→ TASK BRIEF
For each line in the data that includes "group", make a copy.

→ INPUT FOR THIS TASK
######

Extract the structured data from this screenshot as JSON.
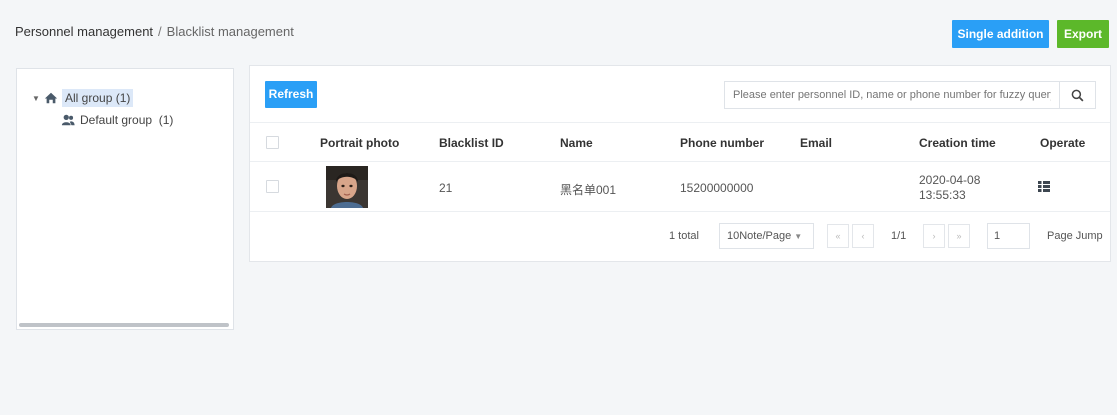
{
  "breadcrumb": {
    "parent": "Personnel management",
    "separator": "/",
    "current": "Blacklist management"
  },
  "header_buttons": {
    "single_addition": "Single addition",
    "export": "Export"
  },
  "tree": {
    "root": {
      "label": "All group",
      "count": "(1)",
      "icon": "home-icon",
      "expand_icon": "caret-down-icon"
    },
    "children": [
      {
        "label": "Default group",
        "count": "(1)",
        "icon": "group-icon"
      }
    ]
  },
  "toolbar": {
    "refresh": "Refresh",
    "search_placeholder": "Please enter personnel ID, name or phone number for fuzzy query",
    "search_icon": "search-icon"
  },
  "table": {
    "columns": [
      "Portrait photo",
      "Blacklist ID",
      "Name",
      "Phone number",
      "Email",
      "Creation time",
      "Operate"
    ],
    "rows": [
      {
        "blacklist_id": "21",
        "name": "黑名单001",
        "phone": "15200000000",
        "email": "",
        "creation_date": "2020-04-08",
        "creation_time": "13:55:33",
        "operate_icon": "detail-list-icon"
      }
    ]
  },
  "pager": {
    "total": "1 total",
    "page_size": "10Note/Page",
    "page_info": "1/1",
    "page_input": "1",
    "jump_label": "Page Jump"
  },
  "colors": {
    "primary": "#2a9ff6",
    "success": "#5cb82a",
    "background": "#f4f6f8",
    "selected_node": "#dce8f8"
  }
}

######

→ THE ANSWER
      "label": "All group",
        "label": "Default group",
        "icon": "group-icon"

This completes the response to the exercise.